§ **DATA SHOWN**:
+++++
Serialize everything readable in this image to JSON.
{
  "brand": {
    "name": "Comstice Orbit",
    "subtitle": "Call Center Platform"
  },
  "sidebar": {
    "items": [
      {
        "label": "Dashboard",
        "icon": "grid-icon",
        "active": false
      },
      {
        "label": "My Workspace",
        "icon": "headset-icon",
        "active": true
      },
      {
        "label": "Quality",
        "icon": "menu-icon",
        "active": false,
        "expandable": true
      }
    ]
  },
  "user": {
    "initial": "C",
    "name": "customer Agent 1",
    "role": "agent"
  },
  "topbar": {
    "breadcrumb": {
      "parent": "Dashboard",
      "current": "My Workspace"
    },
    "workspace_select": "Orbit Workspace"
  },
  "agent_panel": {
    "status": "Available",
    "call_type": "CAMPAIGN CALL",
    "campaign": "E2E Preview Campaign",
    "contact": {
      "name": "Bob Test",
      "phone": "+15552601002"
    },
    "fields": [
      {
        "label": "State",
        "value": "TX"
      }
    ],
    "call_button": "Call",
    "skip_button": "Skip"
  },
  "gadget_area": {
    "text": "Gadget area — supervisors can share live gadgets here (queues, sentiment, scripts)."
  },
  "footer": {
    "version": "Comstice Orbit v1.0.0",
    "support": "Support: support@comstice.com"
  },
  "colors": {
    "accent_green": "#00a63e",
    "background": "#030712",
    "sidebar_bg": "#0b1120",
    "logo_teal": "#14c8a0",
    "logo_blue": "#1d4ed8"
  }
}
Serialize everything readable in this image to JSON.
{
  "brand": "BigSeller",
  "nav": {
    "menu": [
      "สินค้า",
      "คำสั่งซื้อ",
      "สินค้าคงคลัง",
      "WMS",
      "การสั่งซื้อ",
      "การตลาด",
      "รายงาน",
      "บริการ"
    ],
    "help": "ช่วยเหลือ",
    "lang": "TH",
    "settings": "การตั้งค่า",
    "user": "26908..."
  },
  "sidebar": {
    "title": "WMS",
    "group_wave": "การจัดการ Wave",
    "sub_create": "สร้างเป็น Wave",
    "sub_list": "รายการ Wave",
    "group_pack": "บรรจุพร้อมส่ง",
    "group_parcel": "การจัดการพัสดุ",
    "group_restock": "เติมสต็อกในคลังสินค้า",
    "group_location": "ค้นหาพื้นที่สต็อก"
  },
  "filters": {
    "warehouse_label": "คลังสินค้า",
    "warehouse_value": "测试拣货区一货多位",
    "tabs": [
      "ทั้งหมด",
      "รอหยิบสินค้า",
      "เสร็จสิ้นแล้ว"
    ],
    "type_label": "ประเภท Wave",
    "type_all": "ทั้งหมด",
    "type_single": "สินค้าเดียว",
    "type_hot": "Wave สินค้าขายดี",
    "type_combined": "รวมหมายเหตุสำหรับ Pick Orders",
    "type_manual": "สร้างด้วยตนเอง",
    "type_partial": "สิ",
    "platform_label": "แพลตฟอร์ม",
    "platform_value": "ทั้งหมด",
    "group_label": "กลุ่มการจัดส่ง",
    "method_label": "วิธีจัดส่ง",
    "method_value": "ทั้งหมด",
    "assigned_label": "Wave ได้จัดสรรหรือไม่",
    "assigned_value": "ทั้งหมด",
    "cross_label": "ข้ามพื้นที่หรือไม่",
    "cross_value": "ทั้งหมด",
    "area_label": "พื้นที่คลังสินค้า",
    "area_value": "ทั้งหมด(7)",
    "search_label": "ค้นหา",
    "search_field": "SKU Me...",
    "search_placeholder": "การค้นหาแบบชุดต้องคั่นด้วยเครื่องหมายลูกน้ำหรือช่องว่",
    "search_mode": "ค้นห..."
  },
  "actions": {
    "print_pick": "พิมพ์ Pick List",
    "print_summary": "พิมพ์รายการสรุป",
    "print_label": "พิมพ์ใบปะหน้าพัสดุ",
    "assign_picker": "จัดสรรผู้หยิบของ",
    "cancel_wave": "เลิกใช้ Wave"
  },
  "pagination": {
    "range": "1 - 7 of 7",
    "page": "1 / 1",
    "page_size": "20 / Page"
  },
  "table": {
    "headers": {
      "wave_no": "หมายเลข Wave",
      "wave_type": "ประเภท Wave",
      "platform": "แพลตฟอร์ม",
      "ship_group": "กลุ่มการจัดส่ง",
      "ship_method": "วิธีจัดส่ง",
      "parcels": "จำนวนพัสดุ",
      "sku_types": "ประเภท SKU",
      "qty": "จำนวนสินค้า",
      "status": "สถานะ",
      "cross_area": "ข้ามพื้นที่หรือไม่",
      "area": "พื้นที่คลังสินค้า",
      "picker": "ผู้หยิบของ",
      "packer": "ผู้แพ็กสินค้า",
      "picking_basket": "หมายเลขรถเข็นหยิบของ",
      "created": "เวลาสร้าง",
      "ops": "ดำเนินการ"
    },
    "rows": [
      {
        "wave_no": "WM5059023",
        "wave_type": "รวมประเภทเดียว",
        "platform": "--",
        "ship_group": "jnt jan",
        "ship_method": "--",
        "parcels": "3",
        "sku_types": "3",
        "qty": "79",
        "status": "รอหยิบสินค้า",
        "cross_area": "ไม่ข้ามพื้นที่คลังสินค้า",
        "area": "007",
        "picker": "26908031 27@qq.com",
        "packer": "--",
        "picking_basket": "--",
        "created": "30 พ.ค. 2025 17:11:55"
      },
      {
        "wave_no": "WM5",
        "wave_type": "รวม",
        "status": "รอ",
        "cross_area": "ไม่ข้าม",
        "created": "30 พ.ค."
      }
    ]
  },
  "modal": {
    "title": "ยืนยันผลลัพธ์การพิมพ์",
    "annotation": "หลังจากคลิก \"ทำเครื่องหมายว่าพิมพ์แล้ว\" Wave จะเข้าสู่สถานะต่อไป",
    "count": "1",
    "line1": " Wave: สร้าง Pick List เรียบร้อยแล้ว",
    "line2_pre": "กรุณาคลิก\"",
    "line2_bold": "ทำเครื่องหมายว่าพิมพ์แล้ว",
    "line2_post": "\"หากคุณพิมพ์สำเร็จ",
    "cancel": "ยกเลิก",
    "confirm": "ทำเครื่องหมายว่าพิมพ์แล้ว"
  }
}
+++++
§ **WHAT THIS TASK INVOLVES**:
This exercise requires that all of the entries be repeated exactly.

§ **SOLVED PROBLEM**:
Serialize everything readable in this image to JSON.
{
  "brand": {
    "name": "Comstice Orbit",
    "subtitle": "Call Center Platform"
  },
  "sidebar": {
    "items": [
      {
        "label": "Dashboard",
        "icon": "grid-icon",
        "active": false
      },
      {
        "label": "My Workspace",
        "icon": "headset-icon",
        "active": true
      },
      {
        "label": "Quality",
        "icon": "menu-icon",
        "active": false,
        "expandable": true
      }
    ]
  },
  "user": {
    "initial": "C",
    "name": "customer Agent 1",
    "role": "agent"
  },
  "topbar": {
    "breadcrumb": {
      "parent": "Dashboard",
      "current": "My Workspace"
    },
    "workspace_select": "Orbit Workspace"
  },
  "agent_panel": {
    "status": "Available",
    "call_type": "CAMPAIGN CALL",
    "campaign": "E2E Preview Campaign",
    "contact": {
      "name": "Bob Test",
      "phone": "+15552601002"
    },
    "fields": [
      {
        "label": "State",
        "value": "TX"
      }
    ],
    "call_button": "Call",
    "skip_button": "Skip"
  },
  "gadget_area": {
    "text": "Gadget area — supervisors can share live gadgets here (queues, sentiment, scripts)."
  },
  "footer": {
    "version": "Comstice Orbit v1.0.0",
    "support": "Support: support@comstice.com"
  },
  "colors": {
    "accent_green": "#00a63e",
    "background": "#030712",
    "sidebar_bg": "#0b1120",
    "logo_teal": "#14c8a0",
    "logo_blue": "#1d4ed8"
  }
}
Serialize everything readable in this image to JSON.
{
  "brand": "BigSeller",
  "nav": {
    "menu": [
      "สินค้า",
      "คำสั่งซื้อ",
      "สินค้าคงคลัง",
      "WMS",
      "การสั่งซื้อ",
      "การตลาด",
      "รายงาน",
      "บริการ"
    ],
    "help": "ช่วยเหลือ",
    "lang": "TH",
    "settings": "การตั้งค่า",
    "user": "26908..."
  },
  "sidebar": {
    "title": "WMS",
    "group_wave": "การจัดการ Wave",
    "sub_create": "สร้างเป็น Wave",
    "sub_list": "รายการ Wave",
    "group_pack": "บรรจุพร้อมส่ง",
    "group_parcel": "การจัดการพัสดุ",
    "group_restock": "เติมสต็อกในคลังสินค้า",
    "group_location": "ค้นหาพื้นที่สต็อก"
  },
  "filters": {
    "warehouse_label": "คลังสินค้า",
    "warehouse_value": "测试拣货区一货多位",
    "tabs": [
      "ทั้งหมด",
      "รอหยิบสินค้า",
      "เสร็จสิ้นแล้ว"
    ],
    "type_label": "ประเภท Wave",
    "type_all": "ทั้งหมด",
    "type_single": "สินค้าเดียว",
    "type_hot": "Wave สินค้าขายดี",
    "type_combined": "รวมหมายเหตุสำหรับ Pick Orders",
    "type_manual": "สร้างด้วยตนเอง",
    "type_partial": "สิ",
    "platform_label": "แพลตฟอร์ม",
    "platform_value": "ทั้งหมด",
    "group_label": "กลุ่มการจัดส่ง",
    "method_label": "วิธีจัดส่ง",
    "method_value": "ทั้งหมด",
    "assigned_label": "Wave ได้จัดสรรหรือไม่",
    "assigned_value": "ทั้งหมด",
    "cross_label": "ข้ามพื้นที่หรือไม่",
    "cross_value": "ทั้งหมด",
    "area_label": "พื้นที่คลังสินค้า",
    "area_value": "ทั้งหมด(7)",
    "search_label": "ค้นหา",
    "search_field": "SKU Me...",
    "search_placeholder": "การค้นหาแบบชุดต้องคั่นด้วยเครื่องหมายลูกน้ำหรือช่องว่",
    "search_mode": "ค้นห..."
  },
  "actions": {
    "print_pick": "พิมพ์ Pick List",
    "print_summary": "พิมพ์รายการสรุป",
    "print_label": "พิมพ์ใบปะหน้าพัสดุ",
    "assign_picker": "จัดสรรผู้หยิบของ",
    "cancel_wave": "เลิกใช้ Wave"
  },
  "pagination": {
    "range": "1 - 7 of 7",
    "page": "1 / 1",
    "page_size": "20 / Page"
  },
  "table": {
    "headers": {
      "wave_no": "หมายเลข Wave",
      "wave_type": "ประเภท Wave",
      "platform": "แพลตฟอร์ม",
      "ship_group": "กลุ่มการจัดส่ง",
      "ship_method": "วิธีจัดส่ง",
      "parcels": "จำนวนพัสดุ",
      "sku_types": "ประเภท SKU",
      "qty": "จำนวนสินค้า",
      "status": "สถานะ",
      "cross_area": "ข้ามพื้นที่หรือไม่",
      "area": "พื้นที่คลังสินค้า",
      "picker": "ผู้หยิบของ",
      "packer": "ผู้แพ็กสินค้า",
      "picking_basket": "หมายเลขรถเข็นหยิบของ",
      "created": "เวลาสร้าง",
      "ops": "ดำเนินการ"
    },
    "rows": [
      {
        "wave_no": "WM5059023",
        "wave_type": "รวมประเภทเดียว",
        "platform": "--",
        "ship_group": "jnt jan",
        "ship_method": "--",
        "parcels": "3",
        "sku_types": "3",
        "qty": "79",
        "status": "รอหยิบสินค้า",
        "cross_area": "ไม่ข้ามพื้นที่คลังสินค้า",
        "area": "007",
        "picker": "26908031 27@qq.com",
        "packer": "--",
        "picking_basket": "--",
        "created": "30 พ.ค. 2025 17:11:55"
      },
      {
        "wave_no": "WM5",
        "wave_type": "รวม",
        "status": "รอ",
        "cross_area": "ไม่ข้าม",
        "created": "30 พ.ค."
      }
    ]
  },
  "modal": {
    "title": "ยืนยันผลลัพธ์การพิมพ์",
    "annotation": "หลังจากคลิก \"ทำเครื่องหมายว่าพิมพ์แล้ว\" Wave จะเข้าสู่สถานะต่อไป",
    "count": "1",
    "line1": " Wave: สร้าง Pick List เรียบร้อยแล้ว",
    "line2_pre": "กรุณาคลิก\"",
    "line2_bold": "ทำเครื่องหมายว่าพิมพ์แล้ว",
    "line2_post": "\"หากคุณพิมพ์สำเร็จ",
    "cancel": "ยกเลิก",
    "confirm": "ทำเครื่องหมายว่าพิมพ์แล้ว"
  }
}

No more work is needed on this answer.